Read the article I linked to in my previous post, one of the better explanations out there. Basically it's memory addresses reserved for input/out devices. It dates back to the earliest systems, and has been kept for backwards compatibility. The largest chunk of the MMIO (memory mapped input output) is taken by video memory. Basically a 32-bit operating system can only work with roughly 4GB of total memory. So if your GPU has 512MB of video RAM, Windows will work with that 512MB and only has around 3.5GB left for system RAM. Other devices have memory addresses specifically reserved for their use, so when you add it all up, only about 3.2GB of system memory can be used. If your GPU is a 1GB card, or worse, you have several video cards each using 512MB or more of video memory, the available system memory could be even less. 64-bit OS can address beyond 4GB of memory, so multi GPU systems will benefit more from 64-bit OS. But the MMIO hole between 3.2 and 4.0GB still exists for both 32 and 64-bit unless you enable memory hole remapping.
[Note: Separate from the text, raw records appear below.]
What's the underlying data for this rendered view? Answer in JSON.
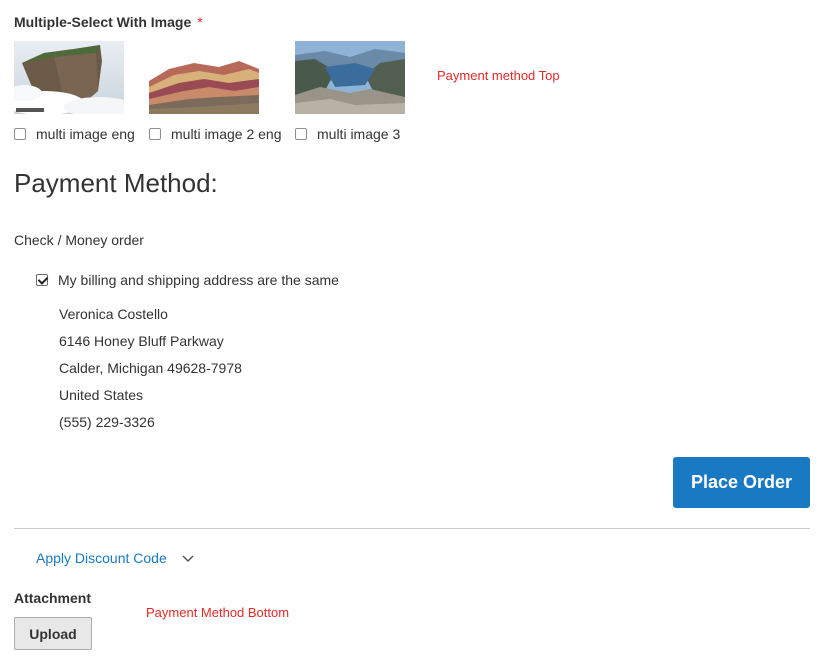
{
  "multiselect": {
    "title": "Multiple-Select With Image",
    "required_mark": "*",
    "options": [
      {
        "label": "multi image eng",
        "checked": false,
        "image": "tepui-cliff-image"
      },
      {
        "label": "multi image 2 eng",
        "checked": false,
        "image": "rainbow-mountain-image"
      },
      {
        "label": "multi image 3",
        "checked": false,
        "image": "fjord-view-image"
      }
    ]
  },
  "notes": {
    "top": "Payment method Top",
    "bottom": "Payment Method Bottom"
  },
  "payment": {
    "title": "Payment Method:",
    "method_label": "Check / Money order",
    "same_address_label": "My billing and shipping address are the same",
    "same_address_checked": true,
    "address": {
      "name": "Veronica Costello",
      "street": "6146 Honey Bluff Parkway",
      "city_line": "Calder, Michigan 49628-7978",
      "country": "United States",
      "phone": "(555) 229-3326"
    },
    "place_order_label": "Place Order"
  },
  "discount": {
    "label": "Apply Discount Code"
  },
  "attachment": {
    "title": "Attachment",
    "upload_label": "Upload"
  },
  "colors": {
    "primary": "#1979c3",
    "required": "#e02b27",
    "text": "#333333",
    "divider": "#cccccc"
  }
}
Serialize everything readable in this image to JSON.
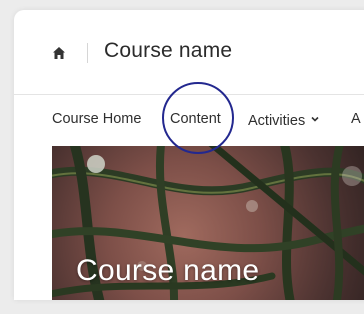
{
  "header": {
    "home_icon": "home-icon",
    "course_title": "Course name"
  },
  "secondary_nav": {
    "items": [
      {
        "label": "Course Home"
      },
      {
        "label": "Content"
      },
      {
        "label": "Activities",
        "icon": "chevron-down-icon"
      },
      {
        "label": "A"
      }
    ],
    "highlighted": "Content"
  },
  "hero": {
    "title": "Course name"
  },
  "colors": {
    "highlight_ring": "#23288f",
    "text": "#2f2f2f",
    "hero_base": "#7d4f48"
  }
}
But as the article points out, installing more than 4GB of memory is just the easiest way to combat the problem (though not the cheapest). But quality 2x2GB 1066 and 800 kits can be had for $30-55 shipped, so it really isn't a big deal IMO.